Rather than worrying about whether the Maple Leafs should potentially overpay a goalie who could just as easily return to being “Jack Who?” next season as he is to become their savior, maybe we should be asking “Is there another Jack Campbell out there somewhere?”
Related: Vladislav Tretiak: Goaltending Guru
Is there a backup goalie for another team out there who could potentially do what Campbell has done for the Maple Leafs?
Two possible replacements for Campbell have been mentioned by the readers on this site.
Replacement One: Ville Husso
Ville Husso is a 27-year-old goalie from Finland who is coming off of a two-year, $750,000 contract with the St. Louis Blues. He’s also an unrestricted free agent (UFA). Husso played 40 games in this past regular season for the Blues, posting a 25-7-6 record, a 0.919 save percentage, and a goals-against-average of 2.56.
He’s struggled in four games played for the Blues in the playoffs, going 1-3 with a 0.891 save percentage and a 3.38 goals-against average. With Jordan Binnington ruled out after a collision with none other than Nazem Kadri last night, we’ll see how Husso does for the rest of the series. However, he might be available.
Replacement Two: Casey DeSmith
Casey DeSmith is an undrafted 30-year-old from Rochester, New Hampshire. He’s played 96 games in the past four seasons with the Pittsburgh Penguins, sporting a 43-28-11 record, a 0.915 save percentage, and a 2.67 goals-against average. DeSmith’s expiring contract pays him $1.25 Million per season.
Both these goalies (even together, if you wished) would undoubtedly cost the Maple Leafs a lot less than Campbell would. Both might also relish the opportunity to play a season or two in a market like Toronto, and ride that into a nice big contract similar to the one Campbell will likely get this coming summer.
There Might Be Other Backups Out There Who Could Become a Solid Starter
Husso and DeSmith are but two potential candidates who could come in and fill Campbell’s skates. There might also be others out there who are just as available and just as worthy.
Related: 7 Cool Things About Carey Price
Is there anyone our readers think could fill the role? If so, let us know.
[Note: I want to thank long-time Maple Leafs’ fan Stan Smith for collaborating with me on this post. Stan’s Facebook profile can be found here.]

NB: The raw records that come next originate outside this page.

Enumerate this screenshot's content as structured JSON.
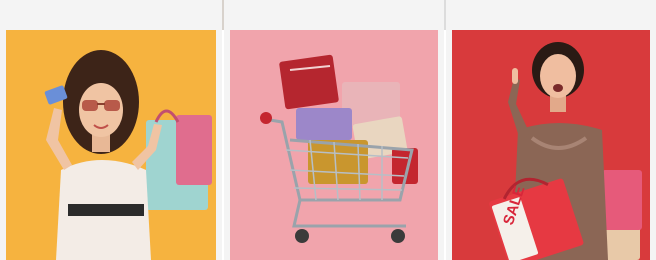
{
  "gallery": {
    "cards": [
      {
        "id": "card-1",
        "background": "#f6b33f",
        "subject": "woman-with-card-and-bags"
      },
      {
        "id": "card-2",
        "background": "#f1a4ac",
        "subject": "cart-with-gift-boxes"
      },
      {
        "id": "card-3",
        "background": "#d83a3c",
        "subject": "surprised-woman-with-sale-bags",
        "bag_text": "SALE"
      }
    ]
  },
  "colors": {
    "page_bg": "#ffffff",
    "strip": "#dcdcdc",
    "card_bg": "#f4f4f4"
  }
}
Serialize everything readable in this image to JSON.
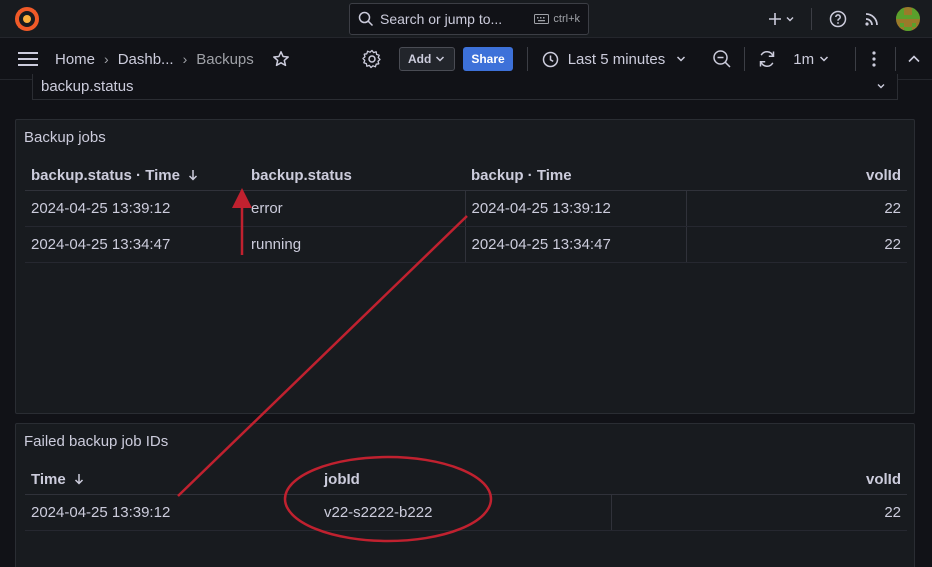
{
  "topbar": {
    "search_placeholder": "Search or jump to...",
    "search_shortcut": "ctrl+k",
    "icons": [
      "grafana-logo-icon",
      "search-icon",
      "keyboard-icon",
      "plus-icon",
      "chevron-down-icon",
      "help-icon",
      "rss-icon",
      "avatar"
    ]
  },
  "navbar": {
    "breadcrumb": [
      "Home",
      "Dashb...",
      "Backups"
    ],
    "add_label": "Add",
    "share_label": "Share",
    "time_range": "Last 5 minutes",
    "refresh_interval": "1m"
  },
  "variable": {
    "value": "backup.status"
  },
  "panels": [
    {
      "title": "Backup jobs",
      "columns": [
        "backup.status · Time",
        "backup.status",
        "backup · Time",
        "volId"
      ],
      "rows": [
        [
          "2024-04-25 13:39:12",
          "error",
          "2024-04-25 13:39:12",
          "22"
        ],
        [
          "2024-04-25 13:34:47",
          "running",
          "2024-04-25 13:34:47",
          "22"
        ]
      ]
    },
    {
      "title": "Failed backup job IDs",
      "columns": [
        "Time",
        "jobId",
        "volId"
      ],
      "rows": [
        [
          "2024-04-25 13:39:12",
          "v22-s2222-b222",
          "22"
        ]
      ]
    }
  ],
  "colors": {
    "background": "#111217",
    "panel": "#181b1f",
    "primary_button": "#3d71d9",
    "annotation": "#c0212f",
    "logo": "#f05a28"
  }
}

The Old Prof (Jim Parsons, Sr.) taught for more than 40 years in the Faculty of Education at the University of Alberta. He’s a Canadian boy, who has two degrees from the University of Kentucky and a doctorate from the University of Texas. He is now retired on Vancouver Island, where he lives with his family. His hobbies include playing with his hockey cards and simply being a sports fan – hockey, the Toronto Raptors, and CFL football (thinks Ricky Ray personifies how a professional athlete should act).

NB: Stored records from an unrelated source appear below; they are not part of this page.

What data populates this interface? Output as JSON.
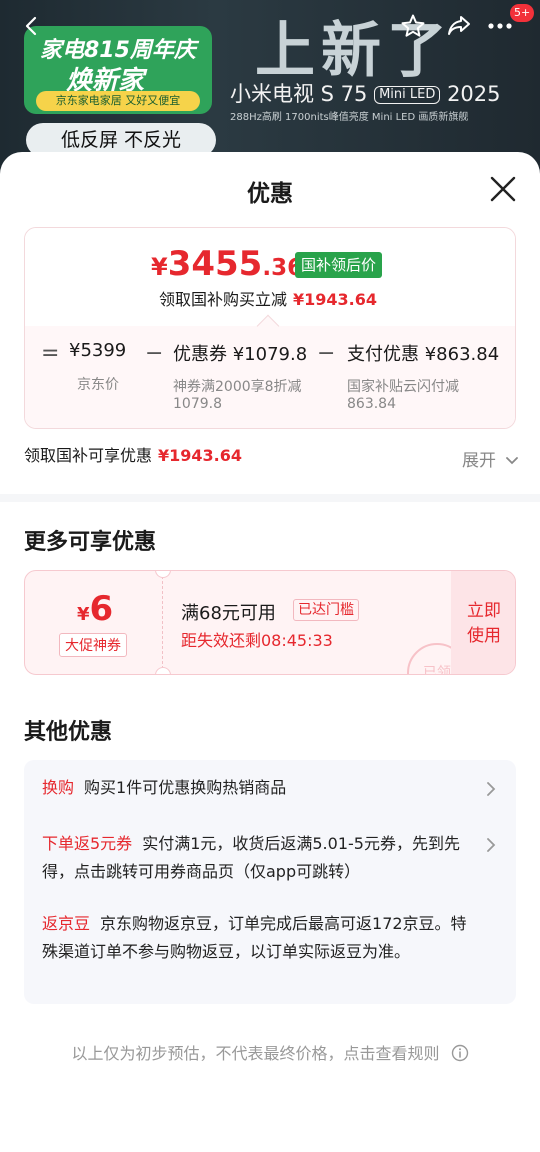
{
  "banner": {
    "promo_title": "家电815周年庆",
    "promo_sub": "焕新家",
    "promo_tag": "京东家电家居 又好又便宜",
    "chip": "低反屏 不反光",
    "headline": "上新了",
    "model_pre": "小米电视 S 75",
    "model_badge": "Mini LED",
    "model_post": "2025",
    "spec": "288Hz高刷 1700nits峰值亮度 Mini LED 画质新旗舰",
    "cart_badge": "5+"
  },
  "sheet": {
    "title": "优惠",
    "price": {
      "yen": "¥",
      "int": "3455",
      "dec": ".36",
      "tag": "国补领后价",
      "sub_label": "领取国补购买立减",
      "sub_value": "¥1943.64"
    },
    "formula": {
      "eq": "=",
      "minus": "−",
      "base_value": "¥5399",
      "base_label": "京东价",
      "coupon_value": "优惠券 ¥1079.8",
      "coupon_desc1": "神券满2000享8折减",
      "coupon_desc2": "1079.8",
      "pay_value": "支付优惠 ¥863.84",
      "pay_desc1": "国家补贴云闪付减",
      "pay_desc2": "863.84"
    },
    "enjoy_label": "领取国补可享优惠",
    "enjoy_value": "¥1943.64",
    "expand": "展开"
  },
  "more": {
    "heading": "更多可享优惠",
    "coupon": {
      "yen": "¥",
      "amount": "6",
      "tag": "大促神券",
      "condition": "满68元可用",
      "reached": "已达门槛",
      "expire": "距失效还剩08:45:33",
      "use1": "立即",
      "use2": "使用",
      "stamp": "已领"
    }
  },
  "other": {
    "heading": "其他优惠",
    "rows": [
      {
        "key": "换购",
        "text": "购买1件可优惠换购热销商品"
      },
      {
        "key": "下单返5元券",
        "text": "实付满1元，收货后返满5.01-5元券，先到先得，点击跳转可用券商品页（仅app可跳转）"
      },
      {
        "key": "返京豆",
        "text": "京东购物返京豆，订单完成后最高可返172京豆。特殊渠道订单不参与购物返豆，以订单实际返豆为准。"
      }
    ]
  },
  "footer": "以上仅为初步预估，不代表最终价格，点击查看规则"
}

If you wonder why he doesn’t use his real name, it’s because his son – who’s also Jim Parsons – wrote for The Hockey Writers first and asked Jim Sr. to use another name so readers wouldn’t confuse their work.
Because Jim Sr. had worked in China, he adopted the Mandarin word for teacher (老師). The first character lǎo (老) means “old,” and the second character shī (師) means “teacher.” The literal translation of lǎoshī is “old teacher.” That became his pen name. Today, other than writing for The Hockey Writers, he teaches graduate students research design at several Canadian universities.
He looks forward to sharing his insights about the Toronto Maple Leafs and about how sports engages life more fully. His Twitter address is https://twitter.com/TheOldProf